Material for the task:
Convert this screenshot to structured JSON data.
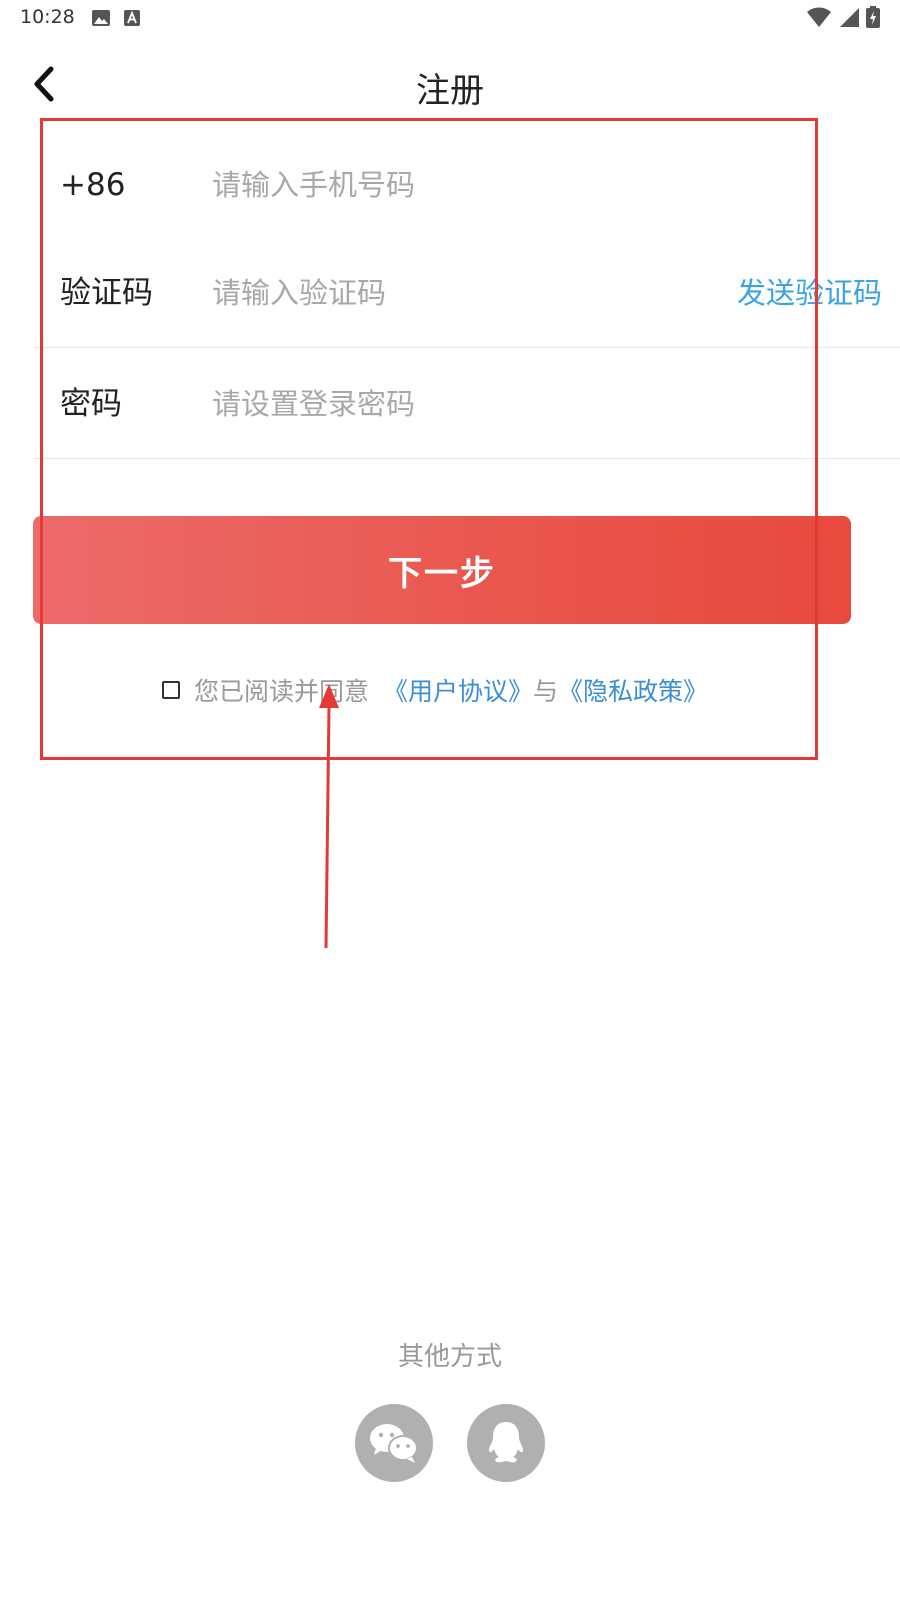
{
  "status_bar": {
    "time": "10:28"
  },
  "nav": {
    "title": "注册",
    "back_icon": "chevron-left-icon"
  },
  "form": {
    "phone": {
      "label": "+86",
      "placeholder": "请输入手机号码",
      "value": ""
    },
    "code": {
      "label": "验证码",
      "placeholder": "请输入验证码",
      "value": "",
      "send_label": "发送验证码"
    },
    "password": {
      "label": "密码",
      "placeholder": "请设置登录密码",
      "value": ""
    }
  },
  "next_button": {
    "label": "下一步"
  },
  "agreement": {
    "checked": false,
    "text": "您已阅读并同意",
    "user_agreement_link": "《用户协议》",
    "and_text": "与",
    "privacy_policy_link": "《隐私政策》"
  },
  "other_methods": {
    "label": "其他方式",
    "options": [
      {
        "icon": "wechat-icon"
      },
      {
        "icon": "qq-icon"
      }
    ]
  },
  "colors": {
    "accent": "#e9564d",
    "link": "#3a8fd8",
    "send_code": "#3aa3e3",
    "annotation": "#e53935"
  }
}
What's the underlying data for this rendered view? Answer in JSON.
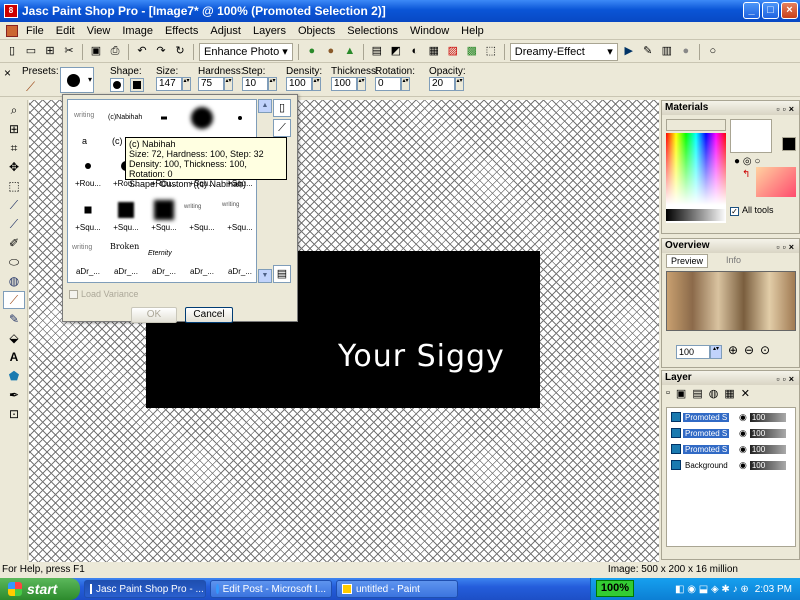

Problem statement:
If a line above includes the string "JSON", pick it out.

Problem solution:
Convert this screenshot to structured JSON data.
What's the underlying data for this rendered view? Answer in JSON.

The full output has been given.